The present Vatican Council has spoken at length on the subject, strongly and with miraculous results: “holy mother Church desires to undertake with great care a general restoration of the liturgy itself … In this restoration, both words and ceremonies should … express more clearly the holy things which they signify; the Christian people, so far as possible, should be enabled to understand them with ease and to take part in them fully, actively and as befits a community … The rites should be unencumbered by any useless repetitions; they should be within the people’s powers of comprehension and normally should not require much explanation”. (‘Constitution on the Liturgy’, pars. 21 and 34).
One contemporary liturgist expresses himself as strongly as this; “If the people of God are to be given the parts of the liturgy which belong to them by right, then we must provide them with music which raises no barrier to their easy participation”.

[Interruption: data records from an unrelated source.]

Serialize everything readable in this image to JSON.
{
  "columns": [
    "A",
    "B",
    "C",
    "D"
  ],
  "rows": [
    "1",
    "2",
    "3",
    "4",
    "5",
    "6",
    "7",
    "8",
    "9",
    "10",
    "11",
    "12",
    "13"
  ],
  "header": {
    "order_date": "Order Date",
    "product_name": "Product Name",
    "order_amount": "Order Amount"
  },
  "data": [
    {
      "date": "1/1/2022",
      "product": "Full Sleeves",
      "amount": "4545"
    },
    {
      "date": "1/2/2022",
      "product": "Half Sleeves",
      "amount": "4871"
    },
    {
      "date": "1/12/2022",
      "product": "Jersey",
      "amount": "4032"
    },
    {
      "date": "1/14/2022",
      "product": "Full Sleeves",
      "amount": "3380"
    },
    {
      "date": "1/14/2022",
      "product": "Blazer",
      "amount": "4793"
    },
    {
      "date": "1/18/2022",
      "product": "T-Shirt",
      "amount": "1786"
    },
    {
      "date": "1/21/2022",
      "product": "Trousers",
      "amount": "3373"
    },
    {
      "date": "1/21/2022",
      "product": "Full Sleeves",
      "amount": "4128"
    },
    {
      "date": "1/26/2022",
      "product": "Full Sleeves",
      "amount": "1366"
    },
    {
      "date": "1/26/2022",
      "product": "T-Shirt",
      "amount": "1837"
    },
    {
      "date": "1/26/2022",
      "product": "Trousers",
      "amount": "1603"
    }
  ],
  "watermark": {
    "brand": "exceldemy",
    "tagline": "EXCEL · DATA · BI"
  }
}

Judged by this criterion it seems clear that the Liturgical Movement would consider almost all Gregorian Chant “unliturgical ” and most polyphonic music also. There would be no place for a trained choir. Such fine music as the masses by Dunstable, Taverner, Victoria, and Stravinsky would be ousted from their rightful context to become fossilized in the concert hall. What will take its place? If the criterion is to be music which raises as low a barrier as possible to participation by the greatest number of people, it will be at the best banal, and likely to drive at least the intelligent musician away from the church.

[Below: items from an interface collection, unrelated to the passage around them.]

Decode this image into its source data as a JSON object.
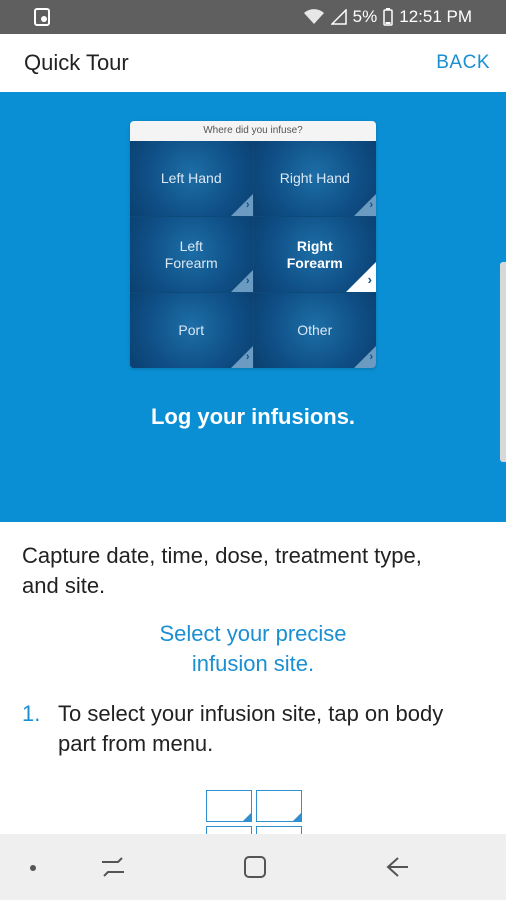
{
  "status_bar": {
    "battery": "5%",
    "time": "12:51 PM",
    "icons": [
      "notification-icon",
      "wifi-icon",
      "signal-icon",
      "battery-icon"
    ]
  },
  "header": {
    "title": "Quick Tour",
    "back_label": "BACK"
  },
  "mock": {
    "question": "Where did you infuse?",
    "cells": [
      {
        "label": "Left Hand",
        "selected": false
      },
      {
        "label": "Right Hand",
        "selected": false
      },
      {
        "label": "Left\nForearm",
        "selected": false
      },
      {
        "label": "Right\nForearm",
        "selected": true
      },
      {
        "label": "Port",
        "selected": false
      },
      {
        "label": "Other",
        "selected": false
      }
    ]
  },
  "hero": {
    "caption": "Log your infusions."
  },
  "content": {
    "description": "Capture date, time, dose, treatment type, and site.",
    "highlight": "Select your precise infusion site.",
    "steps": [
      {
        "number": "1.",
        "text": "To select your infusion site, tap on body part from menu."
      }
    ]
  },
  "nav": {
    "icons": [
      "dot-icon",
      "recent-apps-icon",
      "home-icon",
      "back-arrow-icon"
    ]
  },
  "colors": {
    "hero_blue": "#0a8fd4",
    "accent_blue": "#1a8fd1",
    "status_bar": "#5f5f5f"
  }
}
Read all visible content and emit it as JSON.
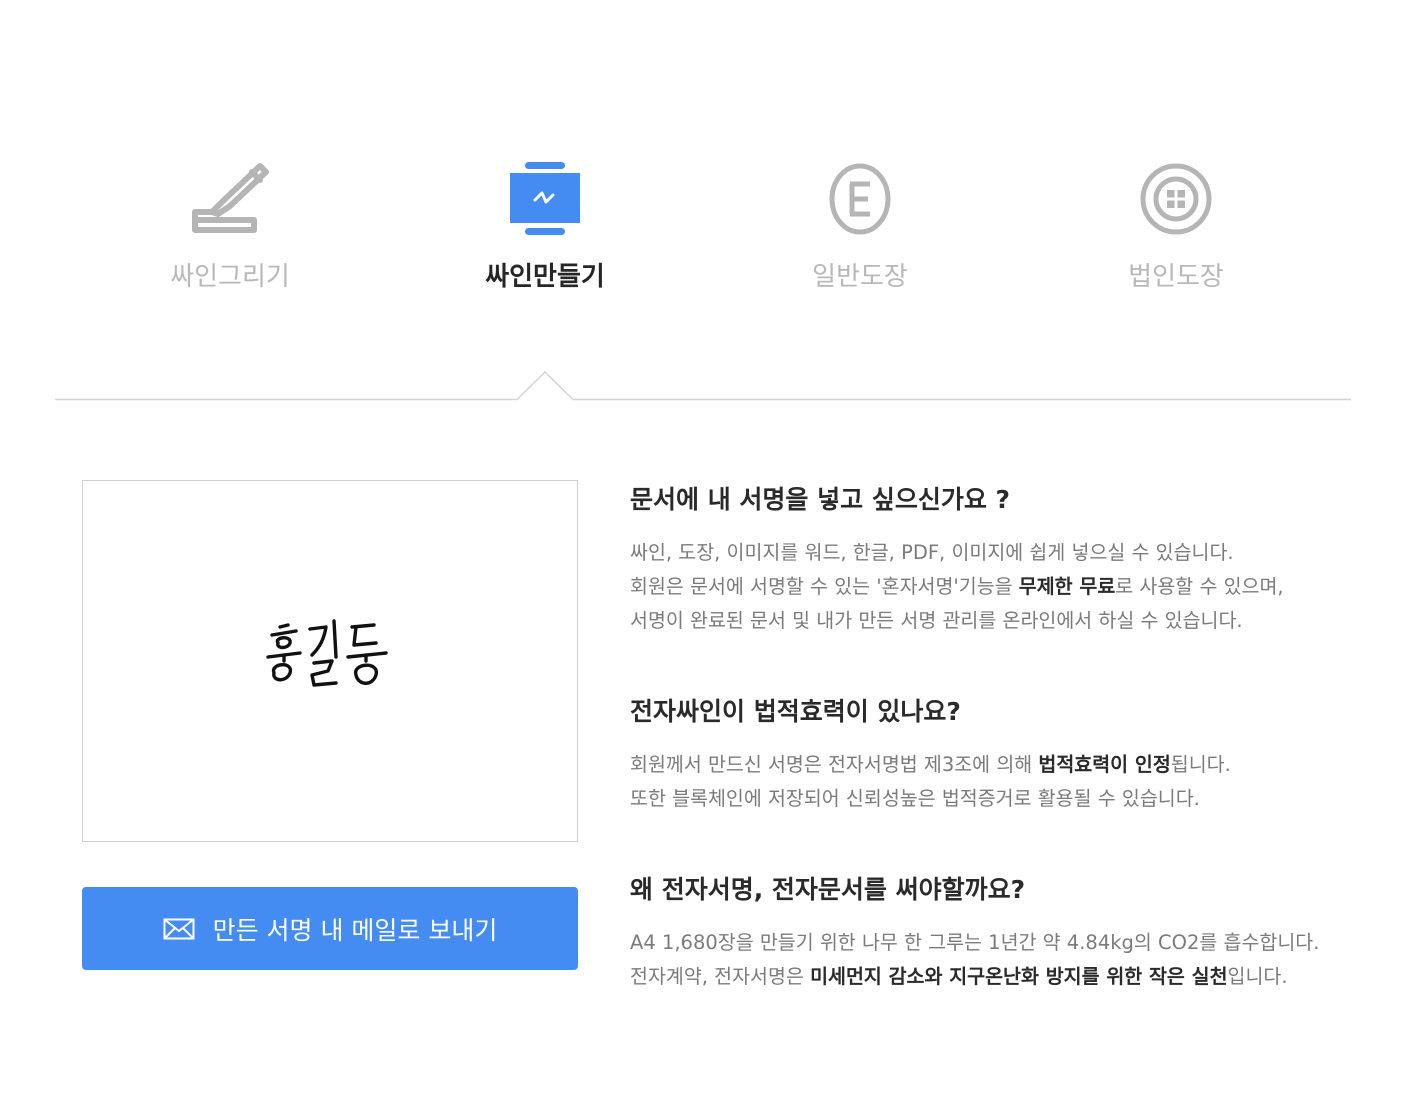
{
  "tabs": [
    {
      "label": "싸인그리기",
      "icon": "pen-sign-icon",
      "active": false
    },
    {
      "label": "싸인만들기",
      "icon": "monitor-sign-icon",
      "active": true
    },
    {
      "label": "일반도장",
      "icon": "round-stamp-icon",
      "active": false
    },
    {
      "label": "법인도장",
      "icon": "corporate-stamp-icon",
      "active": false
    }
  ],
  "preview": {
    "signature_name": "홍길동"
  },
  "send_button": {
    "label": "만든 서명 내 메일로 보내기",
    "icon": "mail-icon"
  },
  "sections": [
    {
      "question": "문서에 내 서명을 넣고 싶으신가요 ?",
      "lines": [
        {
          "parts": [
            {
              "text": "싸인, 도장, 이미지를 워드, 한글, PDF, 이미지에 쉽게 넣으실 수 있습니다."
            }
          ]
        },
        {
          "parts": [
            {
              "text": "회원은 문서에 서명할 수 있는 '혼자서명'기능을 "
            },
            {
              "text": "무제한 무료"
            },
            {
              "text": "로 사용할 수 있으며,"
            }
          ]
        },
        {
          "parts": [
            {
              "text": "서명이 완료된 문서 및 내가 만든 서명 관리를 온라인에서 하실 수 있습니다."
            }
          ]
        }
      ]
    },
    {
      "question": "전자싸인이 법적효력이 있나요?",
      "lines": [
        {
          "parts": [
            {
              "text": "회원께서 만드신 서명은 전자서명법 제3조에 의해 "
            },
            {
              "text": "법적효력이 인정"
            },
            {
              "text": "됩니다."
            }
          ]
        },
        {
          "parts": [
            {
              "text": "또한 블록체인에 저장되어 신뢰성높은 법적증거로 활용될 수 있습니다."
            }
          ]
        }
      ]
    },
    {
      "question": "왜 전자서명, 전자문서를 써야할까요?",
      "lines": [
        {
          "parts": [
            {
              "text": "A4 1,680장을 만들기 위한 나무 한 그루는 1년간 약 4.84kg의 CO2를 흡수합니다."
            }
          ]
        },
        {
          "parts": [
            {
              "text": "전자계약, 전자서명은 "
            },
            {
              "text": "미세먼지 감소와 지구온난화 방지를 위한 작은 실천"
            },
            {
              "text": "입니다."
            }
          ]
        }
      ]
    }
  ],
  "colors": {
    "accent": "#448cf2",
    "inactive": "#b8b8b8",
    "text_dark": "#2a2a2a",
    "text_body": "#7b7b7b"
  }
}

The Liturgical Movement is looking backward beyond the Middle Ages in its efforts to bring the liturgy into line with present day needs. To a certain extent musicians have been blamed for the “liturgical chaos” of today’s liturgy, built as it is on the splendour (musical and ritualistic) of the medieval church rather than the simpler ideas of the pre-medieval church. Perhaps the Edington Music Festival has shown over the past few years that many people find great spiritual value in a splendid liturgy. If this is so then there should be a place for such a form of worship. A letter about the Festival, quite unsolicited, concluded, “It is easier in non-participatory worship to be led straight to Christ; there are less distractions of hymn-books, prayer books, or tuneless neighbours. One is able to wash oneself in the art and through it travel straight to the cross. Here is the sole justification for art or beauty of any kind in a church, that it is a mediator between God and man.”
Much of what the Liturgical Movement is saying is obviously directed towards the parochial organisation, but despite its apparent condemnation of our type of liturgy I am sure that it might be used to the great benefit of a cathedral organisation or a music festival. A revised liturgy which took the congregation, the choir, the servers, and the priests into due account could be a very fine thing. Such a liturgy has been prepared for the Festival under the guiding hand of Dr Tom Akeley, now Professor of Theology at Windsor University, Ontario. Unfortunately the Bishop felt that he could not give us his authority at present to use it, but I hope that we shall be more fortunate another year when we are clear what is and what is not permitted under the Prayer Book Measures Bill.
Meanwhile let us realize in agreement with the Liturgical Movement that music is the handmaid of the liturgy. It is and always has been an integral element in Christian worship, and any liturgy which abandons music loses its most loyal and noble servant.